Archival collections often have variety of printed material and ephemera such as pamphlets, broadsides, books, and maps. Periodically, these offer unexpected perspective on an aspect of history, as is the case with a smallish, three-dimensional 1872 relief map titled Map of the White Mountains N.H. nestled in the papers of Lincoln’s assistant secretary of the navy, Gustavus Vasa Fox. As its name suggests, the map represents all of the peaks in New Hampshire’s White Mountain range.
The Fox Papers have long been part of the New-York Historical Society manuscript collections, having arrived as part of the Naval History Society Collection in the 1940s, and processed more than 10 years ago; however, in a library with millions of items, it’s not surprising that this map has attracted much particular attention.
Perhaps the opening question is why did Fox have the map? Fortunately, this is among the easier questions to answer. Fox was born in neighboring Massachusetts, and in 1877, later in his life, Fox researched and published Facts about the Carroll County Kearsarge Mountain of New Hampshire to address a running dispute over its name. The following year he and his New Hampshire-born wife even spent 81 days in the White Mountains.
Though unremarkable in appearance, a three-dimensional map, especially from the late 19th century, isn’t a common discovery. According to at least one rare book dealer it even may be among the earliest commercial raised relief maps produced in the United States. Of course, these relief maps have a much longer history, and can be traced back as early as ancient China, with many impressive European examples surviving from the Early Modern period on. Yet their commercial production is far more recent. A safe guess as to a pivotal factor is the balancing of production cost with affordability, especially compared to two-dimensional maps.
However, the map is also a compelling way to illustrate America’s changing relationship with nature in the 19th century. By late in the century, railroads carved through America’s forests opened previously inaccessible wilderness to tourism. As a result, early ambivalence and even outright hostility toward nature gave way to Americans “of means” taking notice of the nation’s impressive natural beauty. Boasting the highest peak in the Northeastern U.S., New Hampshire’s White Mountains was a popular destination. Infrastructure followed, and according to a contemporary guide book, “a vast and increasing number of travellers.”
Popular use of raised relief maps has commonly been as instructive devices since they allow relatively easy visual comparison of landscape features. In fact, the Boston Public Library’s 2014-2015 exhibit “Back to School: Geography in the Classroom” featured a Map of the White Mountains N.H. Still, contemporary evidence shows it was marketed to those interested in touring the White Mountains, making it unlikely that education was the map’s sole intent. As evidence, not only does the map depict existing railroads, but a cover on other extant copies is emblazoned with advertisements for rail service to the White Mountains, with connections from cities such as Boston, New York, and Philadelphia. Also advertised is Snow’s Pathfinder Railway Guide by George K. Snow, a Boston printer, and one of the map’s publishers.

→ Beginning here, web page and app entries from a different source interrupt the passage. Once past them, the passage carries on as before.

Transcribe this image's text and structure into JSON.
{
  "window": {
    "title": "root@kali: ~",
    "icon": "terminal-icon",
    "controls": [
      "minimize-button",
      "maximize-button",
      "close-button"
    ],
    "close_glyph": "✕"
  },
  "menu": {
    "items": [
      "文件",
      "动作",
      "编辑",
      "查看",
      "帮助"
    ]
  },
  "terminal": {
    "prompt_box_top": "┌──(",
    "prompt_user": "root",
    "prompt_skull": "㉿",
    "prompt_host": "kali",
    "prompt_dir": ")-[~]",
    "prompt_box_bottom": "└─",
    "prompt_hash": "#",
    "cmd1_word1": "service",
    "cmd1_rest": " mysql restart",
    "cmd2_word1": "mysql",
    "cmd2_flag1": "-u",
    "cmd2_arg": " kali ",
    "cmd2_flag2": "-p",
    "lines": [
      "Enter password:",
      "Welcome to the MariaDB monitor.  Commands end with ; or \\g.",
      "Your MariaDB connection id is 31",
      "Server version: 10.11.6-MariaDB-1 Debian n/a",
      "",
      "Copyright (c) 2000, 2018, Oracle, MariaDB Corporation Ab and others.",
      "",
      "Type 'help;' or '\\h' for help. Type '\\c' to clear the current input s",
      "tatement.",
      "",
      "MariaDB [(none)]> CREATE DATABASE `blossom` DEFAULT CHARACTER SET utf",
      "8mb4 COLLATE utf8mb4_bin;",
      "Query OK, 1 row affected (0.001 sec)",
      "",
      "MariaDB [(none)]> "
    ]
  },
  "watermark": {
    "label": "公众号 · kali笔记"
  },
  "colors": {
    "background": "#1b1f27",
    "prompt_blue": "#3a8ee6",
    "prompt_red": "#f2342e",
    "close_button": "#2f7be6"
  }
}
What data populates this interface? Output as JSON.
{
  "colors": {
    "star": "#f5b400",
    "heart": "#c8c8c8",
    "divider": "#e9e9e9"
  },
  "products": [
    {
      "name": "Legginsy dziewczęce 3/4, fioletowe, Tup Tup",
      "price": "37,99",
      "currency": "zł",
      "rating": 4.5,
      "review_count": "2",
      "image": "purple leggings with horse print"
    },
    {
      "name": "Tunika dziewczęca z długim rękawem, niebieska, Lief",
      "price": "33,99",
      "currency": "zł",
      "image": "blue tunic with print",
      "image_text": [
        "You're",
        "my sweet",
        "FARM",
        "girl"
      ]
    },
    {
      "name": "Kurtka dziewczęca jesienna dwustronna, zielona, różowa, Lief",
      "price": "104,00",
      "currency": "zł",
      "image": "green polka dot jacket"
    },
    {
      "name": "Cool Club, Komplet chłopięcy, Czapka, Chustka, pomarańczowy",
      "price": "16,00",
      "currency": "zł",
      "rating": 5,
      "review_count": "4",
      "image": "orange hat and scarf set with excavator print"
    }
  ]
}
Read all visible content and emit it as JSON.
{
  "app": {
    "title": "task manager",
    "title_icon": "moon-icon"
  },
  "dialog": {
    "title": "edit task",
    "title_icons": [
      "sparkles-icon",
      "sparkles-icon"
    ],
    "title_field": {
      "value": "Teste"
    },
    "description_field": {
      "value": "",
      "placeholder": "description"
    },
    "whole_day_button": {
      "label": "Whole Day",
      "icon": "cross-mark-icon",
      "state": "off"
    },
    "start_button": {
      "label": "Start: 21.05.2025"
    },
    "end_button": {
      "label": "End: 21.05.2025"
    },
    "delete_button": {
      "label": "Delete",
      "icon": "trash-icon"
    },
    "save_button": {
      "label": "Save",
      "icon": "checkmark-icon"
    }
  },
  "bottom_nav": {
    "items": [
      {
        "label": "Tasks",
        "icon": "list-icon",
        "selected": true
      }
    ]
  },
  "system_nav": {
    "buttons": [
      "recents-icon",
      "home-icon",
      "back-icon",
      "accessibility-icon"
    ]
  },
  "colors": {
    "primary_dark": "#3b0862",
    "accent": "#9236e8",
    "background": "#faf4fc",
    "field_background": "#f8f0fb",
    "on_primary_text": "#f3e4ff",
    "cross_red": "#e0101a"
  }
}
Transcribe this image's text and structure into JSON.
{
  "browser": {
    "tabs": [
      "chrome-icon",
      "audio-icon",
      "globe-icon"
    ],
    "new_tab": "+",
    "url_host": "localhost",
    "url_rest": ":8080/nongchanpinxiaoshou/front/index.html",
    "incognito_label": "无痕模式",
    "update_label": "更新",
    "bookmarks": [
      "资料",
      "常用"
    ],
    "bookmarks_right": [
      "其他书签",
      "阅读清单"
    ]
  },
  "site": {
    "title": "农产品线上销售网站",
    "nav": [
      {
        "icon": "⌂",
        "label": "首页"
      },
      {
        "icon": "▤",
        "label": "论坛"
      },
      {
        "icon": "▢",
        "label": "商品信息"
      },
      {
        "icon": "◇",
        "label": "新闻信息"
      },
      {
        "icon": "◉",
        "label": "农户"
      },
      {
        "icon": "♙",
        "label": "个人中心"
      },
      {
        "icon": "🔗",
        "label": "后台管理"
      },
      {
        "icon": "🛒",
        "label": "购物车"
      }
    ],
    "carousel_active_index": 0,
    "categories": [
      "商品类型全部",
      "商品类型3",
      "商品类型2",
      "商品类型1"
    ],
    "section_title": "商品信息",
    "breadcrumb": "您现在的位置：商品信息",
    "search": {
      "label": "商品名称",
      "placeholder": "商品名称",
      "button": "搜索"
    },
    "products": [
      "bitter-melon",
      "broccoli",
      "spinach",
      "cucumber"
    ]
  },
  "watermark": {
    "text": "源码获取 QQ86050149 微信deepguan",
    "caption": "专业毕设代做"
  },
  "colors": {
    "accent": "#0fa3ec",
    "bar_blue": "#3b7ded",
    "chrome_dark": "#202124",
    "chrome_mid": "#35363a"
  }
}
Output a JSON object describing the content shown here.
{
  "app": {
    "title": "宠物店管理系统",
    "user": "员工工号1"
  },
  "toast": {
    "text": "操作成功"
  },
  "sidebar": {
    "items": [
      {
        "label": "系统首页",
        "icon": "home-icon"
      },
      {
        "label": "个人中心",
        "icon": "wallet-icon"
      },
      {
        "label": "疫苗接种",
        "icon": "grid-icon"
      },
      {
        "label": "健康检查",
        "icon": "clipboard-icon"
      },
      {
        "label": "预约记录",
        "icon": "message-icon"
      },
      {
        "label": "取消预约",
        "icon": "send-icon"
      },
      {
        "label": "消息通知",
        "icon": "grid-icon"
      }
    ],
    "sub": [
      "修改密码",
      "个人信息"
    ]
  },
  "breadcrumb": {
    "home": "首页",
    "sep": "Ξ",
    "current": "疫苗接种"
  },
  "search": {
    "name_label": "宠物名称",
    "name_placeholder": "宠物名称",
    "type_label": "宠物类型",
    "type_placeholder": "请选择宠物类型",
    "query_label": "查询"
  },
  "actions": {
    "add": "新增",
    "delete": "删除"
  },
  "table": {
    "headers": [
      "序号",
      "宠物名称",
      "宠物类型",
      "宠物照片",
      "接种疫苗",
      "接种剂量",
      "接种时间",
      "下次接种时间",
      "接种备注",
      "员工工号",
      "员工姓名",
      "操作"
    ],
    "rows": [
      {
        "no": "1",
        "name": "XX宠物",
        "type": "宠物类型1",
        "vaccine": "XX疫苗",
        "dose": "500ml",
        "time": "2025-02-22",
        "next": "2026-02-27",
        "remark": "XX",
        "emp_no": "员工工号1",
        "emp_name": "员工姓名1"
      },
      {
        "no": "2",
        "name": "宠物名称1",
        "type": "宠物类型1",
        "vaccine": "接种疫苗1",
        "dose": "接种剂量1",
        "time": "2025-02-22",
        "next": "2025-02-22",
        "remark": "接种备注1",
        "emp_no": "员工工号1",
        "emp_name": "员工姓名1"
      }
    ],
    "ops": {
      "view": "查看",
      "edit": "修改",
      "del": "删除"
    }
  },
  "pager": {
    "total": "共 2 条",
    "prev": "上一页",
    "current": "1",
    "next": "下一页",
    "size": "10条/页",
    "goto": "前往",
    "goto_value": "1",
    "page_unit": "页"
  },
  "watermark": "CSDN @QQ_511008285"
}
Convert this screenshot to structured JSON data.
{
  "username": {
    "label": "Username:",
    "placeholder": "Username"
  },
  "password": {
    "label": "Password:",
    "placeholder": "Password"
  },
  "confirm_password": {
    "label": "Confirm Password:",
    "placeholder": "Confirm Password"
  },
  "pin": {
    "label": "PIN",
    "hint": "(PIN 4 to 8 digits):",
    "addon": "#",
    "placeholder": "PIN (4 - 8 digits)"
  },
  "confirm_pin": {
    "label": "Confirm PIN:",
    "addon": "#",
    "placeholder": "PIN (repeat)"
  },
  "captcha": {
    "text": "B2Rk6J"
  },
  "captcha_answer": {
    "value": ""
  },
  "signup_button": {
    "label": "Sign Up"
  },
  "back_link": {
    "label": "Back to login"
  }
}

In fact, the publishers are a potentially informative element of the map. The statement reads “Based on the best surveys, and published by Geo. K. Snow and Bradlee.” Existing cataloging records C. H. Bradlee (“Charles Horace Bradlee”) as a creator, but there’s no reference to his brother John Emery Bradlee who had published his own Pocket Guide to the White Mountains as early as 1862. While Charles is named with Snow elsewhere, the somewhat enigmatic “Bradlee,” lacking a first name, is curious. Perhaps all three were in partnership?
Records do reveal that Snow was a brother-in-law to John and Charles, and both the 1865 Massachusetts State and 1900 Federal censuses list Charles as a printer, while John’s death record indicates that he was in “real estate.” It’s tempting then to speculate that John had property interests that might benefit from promoting the White Mountains region through this distinctive map.
During the 1870s, a handful of advertisements appear in publications associated with either Snow, or Charles Bradlee, for a relief map that represents what “would appear to the eye of a balloonist when elevated far above the entire range.” It includes a description of its physical attributes:
It measures 9 by 11 inches, and is enclosed in a framework to protect it. The material used in its manufacture is Papier-Maché, and the work was executed in Germany for the Publishers, and is offered at the low price of $1.50.
These details appear consistent with the map in question. Interestingly, the price seems generally consistent with ads for contemporary guidebooks and would be roughly around $35 in today’s dollars. Neither expensive–nor cheap–it fits nicely with a demographic possessing disposable income, and leisure time to journey to the White Mountains. This appears to correspond with Fox, as well. A man of means, with a demonstrated interest in the area, it makes perfect sense that he would have acquired it.
Unfortunately, if this is our map, the “executed in Germany” almost certainly deflates hope of this being the first commercial raised relief map in the United States. So, perhaps this isn’t the landmark of commercial mapmaking it originally appeared. And yet it doesn’t much diminish the utility of the map as a historical artifact, especially since it presents such a great example of America’s ever-evolving relationship with its natural landscapes.
This post is by Ted O’Reilly, Curator of Manuscripts.